This parsha strikes me as an opportunity to think a little bit about prophecy. Prophecy plays such a central role in Judaism that it can be, ironically, easy to overlook. Our entire religious tradition is based on the prophetic experiences of our ancestors as recorded in the Torah. We’re familiar with the prophets, the speakers of prophecy, and with prophecies, the content of their statements. But what can we actually say about the institution of prophecy itself?
We might say that a prophet is someone to whom God speaks. In a certain sense, this is true. When we are first introduced to Moses he is an infant. Flash forward a number of years, and he is a young man enraged at the mistreatment of a Hebrew slave, then a husband and sheepherder in the land of Midian. Only after he hears the word of God calling from the burning bush–”Moses! Moses!”–does his career as a prophet truly begin. And yet, as the rabbis remarked, he was Moses before God had spoken to him, and Moses after God had spoken to him. Might we perhaps regard his slaying of the Egyptian overseer, as well as rising to the defense of Jethro’s daughters at the well, as prophetic acts?
At its most basic level, prophecy is about the right to speak, to innovate, to have one’s words and actions carry authority. For our tradition prophecy represents the wellspring of religious inspiration, the impassioned word that shakes up the status quo in the name of God’s moral imperative and establishes a new order, a new understanding, a new way of doing things. How people have understood this creative impulse has changed over the generations, as has our understanding of who has the right to speak prophetically and under what conditions. Nevertheless the impulse–in one form or another–has been with us throughout history and, I would argue, is with us still today. It is the constant companion of the Jewish people, the itch that refuses to allow us to rest comfortably while there is injustice in the world.
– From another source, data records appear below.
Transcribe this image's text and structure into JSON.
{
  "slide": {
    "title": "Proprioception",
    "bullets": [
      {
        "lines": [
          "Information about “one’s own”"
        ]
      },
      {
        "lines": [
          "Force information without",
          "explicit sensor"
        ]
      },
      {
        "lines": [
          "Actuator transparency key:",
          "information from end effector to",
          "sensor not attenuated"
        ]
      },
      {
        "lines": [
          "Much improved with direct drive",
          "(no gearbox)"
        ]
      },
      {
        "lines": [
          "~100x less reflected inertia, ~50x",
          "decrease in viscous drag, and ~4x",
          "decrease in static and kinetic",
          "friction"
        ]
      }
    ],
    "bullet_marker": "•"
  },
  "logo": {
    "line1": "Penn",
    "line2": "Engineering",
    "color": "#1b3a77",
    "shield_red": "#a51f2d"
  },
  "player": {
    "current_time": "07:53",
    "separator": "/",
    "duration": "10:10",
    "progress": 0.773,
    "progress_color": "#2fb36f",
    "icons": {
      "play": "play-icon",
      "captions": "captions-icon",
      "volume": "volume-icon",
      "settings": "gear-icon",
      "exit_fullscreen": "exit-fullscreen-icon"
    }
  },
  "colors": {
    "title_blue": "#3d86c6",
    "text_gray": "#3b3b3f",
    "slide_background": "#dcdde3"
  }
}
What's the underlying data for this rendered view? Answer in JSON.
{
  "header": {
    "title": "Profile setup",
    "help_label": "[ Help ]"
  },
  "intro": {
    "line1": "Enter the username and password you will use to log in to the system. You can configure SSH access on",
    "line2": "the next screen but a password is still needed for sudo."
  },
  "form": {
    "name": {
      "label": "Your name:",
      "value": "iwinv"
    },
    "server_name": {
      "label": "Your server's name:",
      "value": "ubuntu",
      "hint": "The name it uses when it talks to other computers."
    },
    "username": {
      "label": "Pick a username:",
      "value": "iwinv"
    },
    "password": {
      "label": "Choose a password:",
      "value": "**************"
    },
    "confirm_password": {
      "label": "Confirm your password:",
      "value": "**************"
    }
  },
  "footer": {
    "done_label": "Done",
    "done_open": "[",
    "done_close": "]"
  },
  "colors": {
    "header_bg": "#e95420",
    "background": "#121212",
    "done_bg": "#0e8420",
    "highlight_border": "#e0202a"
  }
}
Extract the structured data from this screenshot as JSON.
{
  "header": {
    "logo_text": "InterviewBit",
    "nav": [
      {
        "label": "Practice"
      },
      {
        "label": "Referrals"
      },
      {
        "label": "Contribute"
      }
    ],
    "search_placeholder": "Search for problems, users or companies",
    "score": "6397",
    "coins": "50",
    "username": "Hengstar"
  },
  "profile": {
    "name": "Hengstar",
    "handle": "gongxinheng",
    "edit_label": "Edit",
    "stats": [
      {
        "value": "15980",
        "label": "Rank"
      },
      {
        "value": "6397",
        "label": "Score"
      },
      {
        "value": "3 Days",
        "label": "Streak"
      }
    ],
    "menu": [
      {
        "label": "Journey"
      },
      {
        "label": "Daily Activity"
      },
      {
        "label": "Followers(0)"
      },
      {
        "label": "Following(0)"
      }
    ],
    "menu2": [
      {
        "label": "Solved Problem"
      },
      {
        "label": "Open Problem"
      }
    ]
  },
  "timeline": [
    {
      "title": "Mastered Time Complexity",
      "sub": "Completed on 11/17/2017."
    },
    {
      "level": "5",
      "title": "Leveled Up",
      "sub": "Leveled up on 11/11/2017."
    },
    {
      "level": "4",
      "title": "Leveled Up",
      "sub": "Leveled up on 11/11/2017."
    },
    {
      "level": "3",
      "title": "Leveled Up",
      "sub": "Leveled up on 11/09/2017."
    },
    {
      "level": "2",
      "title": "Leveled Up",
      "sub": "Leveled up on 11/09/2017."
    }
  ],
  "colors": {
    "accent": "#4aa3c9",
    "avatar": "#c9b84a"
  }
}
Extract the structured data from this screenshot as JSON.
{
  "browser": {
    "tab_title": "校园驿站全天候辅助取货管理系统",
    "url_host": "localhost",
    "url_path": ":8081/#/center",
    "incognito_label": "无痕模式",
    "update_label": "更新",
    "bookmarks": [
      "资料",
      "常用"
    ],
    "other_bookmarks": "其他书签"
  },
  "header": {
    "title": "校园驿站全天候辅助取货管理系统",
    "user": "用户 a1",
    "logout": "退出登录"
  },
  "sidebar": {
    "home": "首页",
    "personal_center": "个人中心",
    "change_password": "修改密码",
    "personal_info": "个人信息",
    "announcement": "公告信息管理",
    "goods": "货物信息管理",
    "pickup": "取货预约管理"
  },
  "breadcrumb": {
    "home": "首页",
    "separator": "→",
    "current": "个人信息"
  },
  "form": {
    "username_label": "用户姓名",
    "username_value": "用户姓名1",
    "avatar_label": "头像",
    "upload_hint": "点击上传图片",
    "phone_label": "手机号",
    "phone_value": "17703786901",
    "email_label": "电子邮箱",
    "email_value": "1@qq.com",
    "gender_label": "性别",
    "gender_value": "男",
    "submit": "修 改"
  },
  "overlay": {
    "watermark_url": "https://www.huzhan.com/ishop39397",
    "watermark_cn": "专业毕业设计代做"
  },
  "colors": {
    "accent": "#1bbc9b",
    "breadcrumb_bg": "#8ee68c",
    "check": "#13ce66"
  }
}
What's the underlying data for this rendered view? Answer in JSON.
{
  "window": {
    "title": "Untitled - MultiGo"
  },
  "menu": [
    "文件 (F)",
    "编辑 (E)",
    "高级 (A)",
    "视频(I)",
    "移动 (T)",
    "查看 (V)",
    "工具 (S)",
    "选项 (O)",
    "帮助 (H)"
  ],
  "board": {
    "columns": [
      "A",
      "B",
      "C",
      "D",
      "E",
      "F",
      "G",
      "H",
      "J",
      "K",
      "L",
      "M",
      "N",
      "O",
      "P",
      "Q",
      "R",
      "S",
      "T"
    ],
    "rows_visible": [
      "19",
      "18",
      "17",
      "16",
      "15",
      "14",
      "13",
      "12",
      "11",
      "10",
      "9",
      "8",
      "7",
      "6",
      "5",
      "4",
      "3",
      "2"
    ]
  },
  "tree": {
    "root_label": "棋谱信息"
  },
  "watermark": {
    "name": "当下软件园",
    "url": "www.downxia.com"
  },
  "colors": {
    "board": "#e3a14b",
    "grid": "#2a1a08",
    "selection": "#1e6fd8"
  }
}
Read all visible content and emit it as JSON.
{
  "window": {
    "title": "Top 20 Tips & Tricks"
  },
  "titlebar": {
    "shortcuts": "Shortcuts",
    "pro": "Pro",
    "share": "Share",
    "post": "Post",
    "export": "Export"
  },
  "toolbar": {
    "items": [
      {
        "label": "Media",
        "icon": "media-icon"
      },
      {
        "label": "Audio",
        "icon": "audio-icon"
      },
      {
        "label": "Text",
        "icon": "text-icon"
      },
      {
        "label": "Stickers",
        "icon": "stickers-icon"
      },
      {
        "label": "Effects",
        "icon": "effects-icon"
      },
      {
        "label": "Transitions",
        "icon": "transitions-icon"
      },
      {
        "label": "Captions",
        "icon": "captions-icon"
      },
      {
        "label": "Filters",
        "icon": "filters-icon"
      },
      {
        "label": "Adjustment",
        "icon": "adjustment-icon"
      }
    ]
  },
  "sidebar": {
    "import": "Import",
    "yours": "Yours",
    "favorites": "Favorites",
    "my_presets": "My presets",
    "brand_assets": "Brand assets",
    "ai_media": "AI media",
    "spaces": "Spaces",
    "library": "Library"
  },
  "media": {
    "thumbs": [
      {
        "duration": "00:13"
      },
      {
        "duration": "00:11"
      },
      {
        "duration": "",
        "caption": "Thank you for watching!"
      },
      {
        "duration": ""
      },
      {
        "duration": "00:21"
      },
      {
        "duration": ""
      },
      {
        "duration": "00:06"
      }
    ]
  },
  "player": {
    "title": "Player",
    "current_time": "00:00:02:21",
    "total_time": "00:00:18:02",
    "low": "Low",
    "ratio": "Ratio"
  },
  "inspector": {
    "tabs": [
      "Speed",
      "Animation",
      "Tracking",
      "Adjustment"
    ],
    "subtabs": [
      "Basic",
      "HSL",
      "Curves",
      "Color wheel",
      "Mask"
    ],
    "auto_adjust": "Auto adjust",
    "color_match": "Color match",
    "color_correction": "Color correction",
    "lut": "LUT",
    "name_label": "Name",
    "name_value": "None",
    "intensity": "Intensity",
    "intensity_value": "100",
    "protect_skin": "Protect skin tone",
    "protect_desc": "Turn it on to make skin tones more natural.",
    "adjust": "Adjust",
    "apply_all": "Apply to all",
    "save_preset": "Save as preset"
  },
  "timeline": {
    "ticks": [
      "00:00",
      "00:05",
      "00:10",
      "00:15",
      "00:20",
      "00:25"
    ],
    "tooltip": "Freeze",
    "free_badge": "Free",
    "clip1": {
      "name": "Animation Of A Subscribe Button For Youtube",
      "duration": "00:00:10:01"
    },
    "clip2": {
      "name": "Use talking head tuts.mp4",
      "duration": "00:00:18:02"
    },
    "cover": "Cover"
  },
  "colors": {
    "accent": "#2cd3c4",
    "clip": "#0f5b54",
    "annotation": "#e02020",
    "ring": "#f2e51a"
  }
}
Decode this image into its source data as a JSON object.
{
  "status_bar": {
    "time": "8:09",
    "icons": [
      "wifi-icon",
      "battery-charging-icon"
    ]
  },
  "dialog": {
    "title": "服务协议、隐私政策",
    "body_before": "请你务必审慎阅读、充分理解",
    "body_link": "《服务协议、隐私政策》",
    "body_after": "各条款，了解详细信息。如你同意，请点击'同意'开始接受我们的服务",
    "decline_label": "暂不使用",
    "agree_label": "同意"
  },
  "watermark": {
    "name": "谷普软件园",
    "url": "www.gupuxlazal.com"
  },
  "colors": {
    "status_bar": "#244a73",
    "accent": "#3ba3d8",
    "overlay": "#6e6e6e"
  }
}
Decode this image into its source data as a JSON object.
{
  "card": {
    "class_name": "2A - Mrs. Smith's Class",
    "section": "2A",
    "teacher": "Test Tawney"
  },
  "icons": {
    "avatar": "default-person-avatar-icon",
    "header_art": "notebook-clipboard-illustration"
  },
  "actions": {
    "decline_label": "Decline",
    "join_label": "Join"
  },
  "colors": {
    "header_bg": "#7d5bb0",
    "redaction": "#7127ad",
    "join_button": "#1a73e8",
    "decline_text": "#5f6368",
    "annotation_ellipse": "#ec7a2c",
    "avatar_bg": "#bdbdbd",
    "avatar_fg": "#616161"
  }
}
There’s an episode in chapter 11 of this week’s Torah portion where Moses, frustrated as usual by the people’s complaints, complains bitterly to God about the burden of leading such a difficult, intractable people. God responds by commanding Moses to gather together seventy elders “of whom you have experience as elders and officers of the people.” (11:16) These elders will have a portion of the prophetic spirit which Moses enjoys placed upon them, so that they can share in the burden of the people with him. Moses does as God commands, and as the Torah puts it, the elders “spoke in ecstasy, but did not continue.” (11:25)
Meanwhile, back in the camp, two men named Eldad and Medad have not joined the other elders with Moses at the mishkan. Nevertheless, they too begin to prophecy, and this fact is reported to Moses. Joshua, who serves as Moses’ attendant, protests that he should put a stop to this, presumably indignant that prophecy should be “springing up wild,” as it were, among the people, outside of the carefully orchestrated transfer of authority taking place at the tent of meeting. Moses, however, tells Joshua to be still. “Are you wrought up on my account?” he says, “Would that all the LORD’s people were prophets, that the LORD put his spirit on them!” (11:29) And nothing much more is said of the matter.
The lesson I take from this episode is that although the broad sweep of the narrative we find in Torah is linear, focusing on a successive chain of great leaders with uniquely powerful connections to God, whose struggles and triumphs shape us and our relationship of God to this day, we should not assume that everything that can be said about and in the name of God must come from the mouth of a Moses or an Isaiah. Even in the time of Moses, the greatest of the prophets, there were things God wanted the people to understand that God apparently felt were better communicated by other mouths than his.
According to one source in the Talmud, after the deaths of the last prophets recorded in the Tanakh, the holy spirit–that is, the genius for prophecy–departed from Israel. Some connect this with the destruction of the second Temple. According to this narrative, out of all the world only the Temple at Jerusalem was considered a worthy resting place for the divine Presence, and until it is rebuilt in the messianic age we remain cut off from the powerful experience of God that prophecy represents.
Personally, I take more comfort from a statement recorded of R. Avdini of Haifa, who said, “Ever since the Temple was destroyed, prophecy was taken from the prophets and given to the sages.” I think we can interpret this statement to mean that in some small way the prophetic impulse is present in anyone willing to look at the world with eyes eager to better understand what God asks of us. Can any of us ever be a Moses or an Isaiah? Of course not, but neither do we need to. They had their own extraordinary tasks to achieve, and we reap the benefits of their encounters with God to this day. But neither should we ever deny ourselves the authority to speak, to broaden and deepen in whatever way we can the understanding of those who came before.